Eventually, this trend gave way to a more gung-ho approach and throughout the 1980’s we tended to be treated to much more in the way of feel-good endings, even if there was some darkness before the dawn. Eventually though, Hollywood rediscovered a bit more honesty and integrity and presumably felt that even more mainstream audiences could handle pitch black climaxes again. Arlington Road dared to present us with a vision of the victorious, home-grown terrorist, although such a film is all but inconceivable in the shadow of 9/11. Hollywood is not alone in giving us such films. Atonement really takes its time to show us that all has not ended as well as we might have thought and is all the more devastating for it. The idea that despite the author’s best efforts, there can be no atoning for her sins, that she is and will remain haunted by her youthful foolishness and the utterly tragic consequences of it is devastating and remains with us long after the film finishes.

But are these examples of bleak endings really commendable? Can we enjoy them, or is it perverse to find pleasure in so much unpleasantness? Undoubtedly it would be foolish to suggest that Seven is an enjoyable and uplifting film-watching experience in the same way that something like Field of Dreams or It’s a Wonderful Life is, but these much darker films can be savoured and appreciated on an artistic level and also on the basis of story-telling integrity. In David Simon’s fascinating, informed and compelling foreword to Rafael Alvarez’s book on The Wire, he writes about the tendency for US drama to aim for the cathartic, to always wrap everything up nicely with the goodies winning and evil being punished. He rightly states that life is not like that, that people are neither saints nor sinners but something altogether greyer. And for these films that not only show us the darkness, but dare to finish with it rather than ending on an upbeat crescendo, there should be appreciation that something with artistic value and honesty is being shown to us.

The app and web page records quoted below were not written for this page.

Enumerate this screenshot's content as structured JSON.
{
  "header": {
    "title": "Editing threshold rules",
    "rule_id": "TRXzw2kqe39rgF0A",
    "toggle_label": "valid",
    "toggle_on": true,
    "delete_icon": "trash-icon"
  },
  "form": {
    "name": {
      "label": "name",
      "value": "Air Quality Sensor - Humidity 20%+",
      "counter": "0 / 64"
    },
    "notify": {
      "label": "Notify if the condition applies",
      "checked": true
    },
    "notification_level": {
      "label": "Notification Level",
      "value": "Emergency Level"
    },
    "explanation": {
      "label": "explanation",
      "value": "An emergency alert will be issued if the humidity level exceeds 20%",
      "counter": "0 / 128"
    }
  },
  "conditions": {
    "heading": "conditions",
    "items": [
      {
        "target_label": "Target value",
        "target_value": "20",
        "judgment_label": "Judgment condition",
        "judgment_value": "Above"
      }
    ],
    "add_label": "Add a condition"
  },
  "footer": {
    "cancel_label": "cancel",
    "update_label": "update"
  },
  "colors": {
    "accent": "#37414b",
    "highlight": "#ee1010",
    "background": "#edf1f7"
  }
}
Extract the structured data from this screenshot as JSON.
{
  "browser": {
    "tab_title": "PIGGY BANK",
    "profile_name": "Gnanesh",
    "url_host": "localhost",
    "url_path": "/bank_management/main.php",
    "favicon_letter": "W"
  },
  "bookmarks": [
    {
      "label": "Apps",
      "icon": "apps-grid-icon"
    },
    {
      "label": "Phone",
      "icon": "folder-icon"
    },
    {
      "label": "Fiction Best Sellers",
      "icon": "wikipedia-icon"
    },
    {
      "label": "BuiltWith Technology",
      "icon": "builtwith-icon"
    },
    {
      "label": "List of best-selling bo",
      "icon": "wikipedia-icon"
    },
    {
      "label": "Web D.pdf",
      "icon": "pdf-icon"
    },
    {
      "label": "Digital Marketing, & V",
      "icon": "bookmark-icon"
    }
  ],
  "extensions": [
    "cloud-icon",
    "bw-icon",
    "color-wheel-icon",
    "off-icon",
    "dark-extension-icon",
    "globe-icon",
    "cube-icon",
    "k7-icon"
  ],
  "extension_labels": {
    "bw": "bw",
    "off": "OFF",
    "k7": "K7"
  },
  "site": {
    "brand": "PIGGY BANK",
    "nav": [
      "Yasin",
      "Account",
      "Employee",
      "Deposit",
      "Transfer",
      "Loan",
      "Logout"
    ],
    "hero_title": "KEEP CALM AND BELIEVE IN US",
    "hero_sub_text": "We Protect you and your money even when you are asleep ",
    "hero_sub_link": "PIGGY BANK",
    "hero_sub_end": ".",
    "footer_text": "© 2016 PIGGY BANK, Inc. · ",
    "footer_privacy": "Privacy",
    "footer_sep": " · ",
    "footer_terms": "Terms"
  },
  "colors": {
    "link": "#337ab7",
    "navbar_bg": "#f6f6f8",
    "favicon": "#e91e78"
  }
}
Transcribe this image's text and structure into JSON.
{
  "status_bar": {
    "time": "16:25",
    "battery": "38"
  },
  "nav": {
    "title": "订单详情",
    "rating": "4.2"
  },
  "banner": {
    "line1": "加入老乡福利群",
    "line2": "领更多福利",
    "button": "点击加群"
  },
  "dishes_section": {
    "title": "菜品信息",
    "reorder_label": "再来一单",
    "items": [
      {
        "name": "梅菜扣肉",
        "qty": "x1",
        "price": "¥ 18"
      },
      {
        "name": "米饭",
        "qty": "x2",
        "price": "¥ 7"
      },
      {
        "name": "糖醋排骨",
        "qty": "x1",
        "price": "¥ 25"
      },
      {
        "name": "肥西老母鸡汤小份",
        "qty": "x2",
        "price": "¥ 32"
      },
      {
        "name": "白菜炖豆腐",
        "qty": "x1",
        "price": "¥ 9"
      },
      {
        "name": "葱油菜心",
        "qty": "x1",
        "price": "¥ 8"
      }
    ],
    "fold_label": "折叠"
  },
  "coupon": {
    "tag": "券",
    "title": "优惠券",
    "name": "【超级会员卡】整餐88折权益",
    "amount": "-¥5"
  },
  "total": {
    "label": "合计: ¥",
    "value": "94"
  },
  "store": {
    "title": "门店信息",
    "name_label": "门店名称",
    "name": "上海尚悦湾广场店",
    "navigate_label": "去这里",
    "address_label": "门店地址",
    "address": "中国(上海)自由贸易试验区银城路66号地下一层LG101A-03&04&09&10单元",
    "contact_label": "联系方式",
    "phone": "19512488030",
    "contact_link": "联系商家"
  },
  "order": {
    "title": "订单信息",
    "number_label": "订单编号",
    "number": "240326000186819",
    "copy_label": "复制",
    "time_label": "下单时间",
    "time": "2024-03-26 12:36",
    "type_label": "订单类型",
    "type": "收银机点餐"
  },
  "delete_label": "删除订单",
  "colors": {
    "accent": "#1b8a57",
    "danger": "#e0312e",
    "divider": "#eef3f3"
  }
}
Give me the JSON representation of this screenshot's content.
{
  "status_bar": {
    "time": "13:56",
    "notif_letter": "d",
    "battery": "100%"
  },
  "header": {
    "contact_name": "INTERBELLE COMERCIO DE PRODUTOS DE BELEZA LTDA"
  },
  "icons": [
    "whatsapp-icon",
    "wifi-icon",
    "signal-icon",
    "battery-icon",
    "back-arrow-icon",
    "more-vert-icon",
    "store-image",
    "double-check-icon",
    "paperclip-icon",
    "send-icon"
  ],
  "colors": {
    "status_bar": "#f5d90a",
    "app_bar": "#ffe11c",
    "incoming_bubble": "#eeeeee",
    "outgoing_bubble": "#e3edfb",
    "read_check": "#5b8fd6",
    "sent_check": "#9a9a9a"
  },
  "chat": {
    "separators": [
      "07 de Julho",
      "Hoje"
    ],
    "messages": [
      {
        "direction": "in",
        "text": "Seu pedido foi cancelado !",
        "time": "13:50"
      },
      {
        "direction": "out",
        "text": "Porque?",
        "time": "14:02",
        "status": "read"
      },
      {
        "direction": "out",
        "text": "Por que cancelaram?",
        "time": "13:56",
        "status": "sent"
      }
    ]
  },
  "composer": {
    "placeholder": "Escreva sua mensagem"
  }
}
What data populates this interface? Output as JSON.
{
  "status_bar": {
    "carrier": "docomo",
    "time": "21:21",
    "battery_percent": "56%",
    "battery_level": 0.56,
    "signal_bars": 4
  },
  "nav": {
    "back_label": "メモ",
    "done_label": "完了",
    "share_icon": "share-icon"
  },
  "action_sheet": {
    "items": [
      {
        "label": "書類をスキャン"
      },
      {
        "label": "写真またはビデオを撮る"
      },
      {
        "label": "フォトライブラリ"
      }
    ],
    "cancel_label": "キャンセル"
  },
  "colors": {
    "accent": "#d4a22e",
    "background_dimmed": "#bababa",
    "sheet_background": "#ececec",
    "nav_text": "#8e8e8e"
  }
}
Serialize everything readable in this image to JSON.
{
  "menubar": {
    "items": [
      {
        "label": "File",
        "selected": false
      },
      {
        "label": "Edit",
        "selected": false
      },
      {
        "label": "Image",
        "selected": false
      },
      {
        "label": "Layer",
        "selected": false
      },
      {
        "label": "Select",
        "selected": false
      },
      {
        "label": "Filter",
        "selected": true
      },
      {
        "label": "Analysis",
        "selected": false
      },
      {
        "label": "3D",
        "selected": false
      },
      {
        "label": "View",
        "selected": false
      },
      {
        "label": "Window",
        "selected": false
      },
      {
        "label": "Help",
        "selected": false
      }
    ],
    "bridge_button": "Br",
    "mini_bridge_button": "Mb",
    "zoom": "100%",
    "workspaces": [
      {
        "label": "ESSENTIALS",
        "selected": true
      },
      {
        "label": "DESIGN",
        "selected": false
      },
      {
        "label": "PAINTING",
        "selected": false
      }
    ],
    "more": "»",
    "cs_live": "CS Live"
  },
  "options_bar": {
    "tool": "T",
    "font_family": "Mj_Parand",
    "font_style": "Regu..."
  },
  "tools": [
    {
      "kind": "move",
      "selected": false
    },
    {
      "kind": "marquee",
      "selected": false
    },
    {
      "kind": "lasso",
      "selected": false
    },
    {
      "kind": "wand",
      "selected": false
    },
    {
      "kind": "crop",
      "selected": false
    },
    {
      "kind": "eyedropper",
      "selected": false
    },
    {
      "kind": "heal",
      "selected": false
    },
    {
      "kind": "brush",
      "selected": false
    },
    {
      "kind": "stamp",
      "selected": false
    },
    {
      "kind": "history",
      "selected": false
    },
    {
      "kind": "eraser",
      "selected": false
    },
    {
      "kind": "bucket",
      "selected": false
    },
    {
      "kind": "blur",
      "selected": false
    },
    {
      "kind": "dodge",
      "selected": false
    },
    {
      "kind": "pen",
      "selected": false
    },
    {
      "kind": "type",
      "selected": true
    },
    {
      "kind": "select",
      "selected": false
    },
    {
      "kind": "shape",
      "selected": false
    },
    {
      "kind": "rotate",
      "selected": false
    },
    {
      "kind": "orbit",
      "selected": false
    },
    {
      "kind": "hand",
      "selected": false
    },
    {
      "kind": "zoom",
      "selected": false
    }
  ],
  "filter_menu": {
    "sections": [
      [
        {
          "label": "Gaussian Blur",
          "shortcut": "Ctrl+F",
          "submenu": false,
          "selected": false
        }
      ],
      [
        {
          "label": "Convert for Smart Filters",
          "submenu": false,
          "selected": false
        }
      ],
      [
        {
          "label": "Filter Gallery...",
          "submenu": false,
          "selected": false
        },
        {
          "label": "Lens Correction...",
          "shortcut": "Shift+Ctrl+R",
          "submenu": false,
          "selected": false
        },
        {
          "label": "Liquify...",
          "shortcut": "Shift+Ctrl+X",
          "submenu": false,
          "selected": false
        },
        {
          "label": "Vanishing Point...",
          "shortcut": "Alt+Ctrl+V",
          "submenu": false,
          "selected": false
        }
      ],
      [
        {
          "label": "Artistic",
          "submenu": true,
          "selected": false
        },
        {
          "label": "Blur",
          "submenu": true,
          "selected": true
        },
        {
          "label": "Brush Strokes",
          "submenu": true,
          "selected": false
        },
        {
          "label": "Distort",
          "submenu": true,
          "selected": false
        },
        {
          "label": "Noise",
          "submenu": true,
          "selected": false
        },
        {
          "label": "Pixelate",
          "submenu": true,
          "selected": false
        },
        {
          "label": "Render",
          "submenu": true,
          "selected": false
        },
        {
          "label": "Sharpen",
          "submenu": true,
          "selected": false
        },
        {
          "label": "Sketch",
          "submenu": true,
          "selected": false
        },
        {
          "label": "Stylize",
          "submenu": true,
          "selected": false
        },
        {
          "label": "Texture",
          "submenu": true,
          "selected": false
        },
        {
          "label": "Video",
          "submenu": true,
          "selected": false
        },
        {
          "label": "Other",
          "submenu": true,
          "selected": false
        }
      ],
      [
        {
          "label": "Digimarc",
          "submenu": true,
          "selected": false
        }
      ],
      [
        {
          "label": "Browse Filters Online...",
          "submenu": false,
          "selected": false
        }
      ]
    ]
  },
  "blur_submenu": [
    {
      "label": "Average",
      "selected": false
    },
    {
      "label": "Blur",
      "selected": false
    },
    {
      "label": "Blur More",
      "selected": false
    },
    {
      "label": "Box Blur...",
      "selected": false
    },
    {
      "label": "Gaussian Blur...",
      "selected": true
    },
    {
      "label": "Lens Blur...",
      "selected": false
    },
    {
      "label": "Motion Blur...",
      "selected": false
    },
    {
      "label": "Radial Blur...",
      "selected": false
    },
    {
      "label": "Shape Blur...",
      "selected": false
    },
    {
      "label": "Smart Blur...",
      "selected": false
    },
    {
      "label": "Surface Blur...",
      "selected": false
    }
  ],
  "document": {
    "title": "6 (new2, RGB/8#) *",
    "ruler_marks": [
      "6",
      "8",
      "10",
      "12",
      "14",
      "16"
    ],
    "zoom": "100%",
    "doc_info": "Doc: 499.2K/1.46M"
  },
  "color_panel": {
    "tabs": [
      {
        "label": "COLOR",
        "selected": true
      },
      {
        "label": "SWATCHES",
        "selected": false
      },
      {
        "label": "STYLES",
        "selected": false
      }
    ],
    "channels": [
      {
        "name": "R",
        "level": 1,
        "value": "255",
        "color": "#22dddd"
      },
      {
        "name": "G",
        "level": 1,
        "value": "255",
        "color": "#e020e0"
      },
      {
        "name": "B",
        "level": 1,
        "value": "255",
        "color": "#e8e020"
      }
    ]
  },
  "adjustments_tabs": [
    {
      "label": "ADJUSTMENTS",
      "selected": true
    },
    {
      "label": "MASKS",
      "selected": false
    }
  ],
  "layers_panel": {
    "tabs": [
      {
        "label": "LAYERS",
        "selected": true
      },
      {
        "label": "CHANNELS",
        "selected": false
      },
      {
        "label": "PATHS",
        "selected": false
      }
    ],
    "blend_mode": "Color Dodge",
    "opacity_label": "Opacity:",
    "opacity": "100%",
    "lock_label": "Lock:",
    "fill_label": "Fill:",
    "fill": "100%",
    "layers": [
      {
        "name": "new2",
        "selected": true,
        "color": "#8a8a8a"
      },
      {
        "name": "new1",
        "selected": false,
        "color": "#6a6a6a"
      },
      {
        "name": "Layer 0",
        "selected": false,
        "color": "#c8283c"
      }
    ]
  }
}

Like anyone else, I enjoy a feel-good story. I love how Jerry Maguire ends, the end of The Wedding Singer makes me smile. But there is room in my heart for The Mist, Vertigo, The Descent and Seven as well. After all, if we transpose the argument from this artistic medium to another, we would be ill-advised to argue that all photographs should be like this:-

Sunsetand that there is no room for something so bleak as this:-

WAR & CONFLICT BOOK ERA:  WORLD WAR II/WAR IN THE WEST/GERMANY ATTACKSBy all means watch something funny when you have had a tough day and need cheering up, but make space for the full spectrum of film-watching experiences. There’s an awful lot out there that deserves our attention and yes, dare I say it, our affection.